** Exercise data follows **

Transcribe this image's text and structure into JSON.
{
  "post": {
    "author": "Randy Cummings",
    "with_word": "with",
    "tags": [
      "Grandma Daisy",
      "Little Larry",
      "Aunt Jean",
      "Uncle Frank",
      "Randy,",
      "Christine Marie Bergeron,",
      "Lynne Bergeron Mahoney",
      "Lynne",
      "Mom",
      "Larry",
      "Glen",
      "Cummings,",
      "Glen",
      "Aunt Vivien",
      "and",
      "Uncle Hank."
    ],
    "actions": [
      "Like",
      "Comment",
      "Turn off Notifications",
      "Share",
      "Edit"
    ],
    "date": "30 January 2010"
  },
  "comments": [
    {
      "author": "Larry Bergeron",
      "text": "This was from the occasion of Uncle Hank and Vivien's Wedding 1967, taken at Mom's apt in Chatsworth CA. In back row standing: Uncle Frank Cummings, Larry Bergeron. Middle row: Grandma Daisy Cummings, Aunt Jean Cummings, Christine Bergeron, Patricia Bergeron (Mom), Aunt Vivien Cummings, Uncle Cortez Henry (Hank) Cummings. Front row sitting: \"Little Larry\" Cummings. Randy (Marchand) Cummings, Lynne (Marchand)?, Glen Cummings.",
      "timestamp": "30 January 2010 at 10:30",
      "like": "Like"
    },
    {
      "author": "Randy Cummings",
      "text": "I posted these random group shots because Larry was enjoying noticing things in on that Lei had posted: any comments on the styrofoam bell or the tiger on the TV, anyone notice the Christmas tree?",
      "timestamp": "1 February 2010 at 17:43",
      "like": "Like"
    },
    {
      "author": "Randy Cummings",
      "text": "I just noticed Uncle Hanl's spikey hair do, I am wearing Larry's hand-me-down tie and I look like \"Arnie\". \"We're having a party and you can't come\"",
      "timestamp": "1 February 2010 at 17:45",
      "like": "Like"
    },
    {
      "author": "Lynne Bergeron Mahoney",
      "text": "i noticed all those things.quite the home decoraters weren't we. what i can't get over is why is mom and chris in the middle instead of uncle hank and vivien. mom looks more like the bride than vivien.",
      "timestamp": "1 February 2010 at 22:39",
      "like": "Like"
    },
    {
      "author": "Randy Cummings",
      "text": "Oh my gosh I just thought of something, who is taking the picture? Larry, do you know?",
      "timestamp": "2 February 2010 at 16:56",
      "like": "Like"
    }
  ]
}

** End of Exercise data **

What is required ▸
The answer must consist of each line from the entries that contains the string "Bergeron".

Output for this exercise ▸
      "Christine Marie Bergeron,",
      "Lynne Bergeron Mahoney",
      "author": "Larry Bergeron",
      "text": "This was from the occasion of Uncle Hank and Vivien's Wedding 1967, taken at Mom's apt in Chatsworth CA. In back row standing: Uncle Frank Cummings, Larry Bergeron. Middle row: Grandma Daisy Cummings, Aunt Jean Cummings, Christine Bergeron, Patricia Bergeron (Mom), Aunt Vivien Cummings, Uncle Cortez Henry (Hank) Cummings. Front row sitting: \"Little Larry\" Cummings. Randy (Marchand) Cummings, Lynne (Marchand)?, Glen Cummings.",
      "author": "Lynne Bergeron Mahoney",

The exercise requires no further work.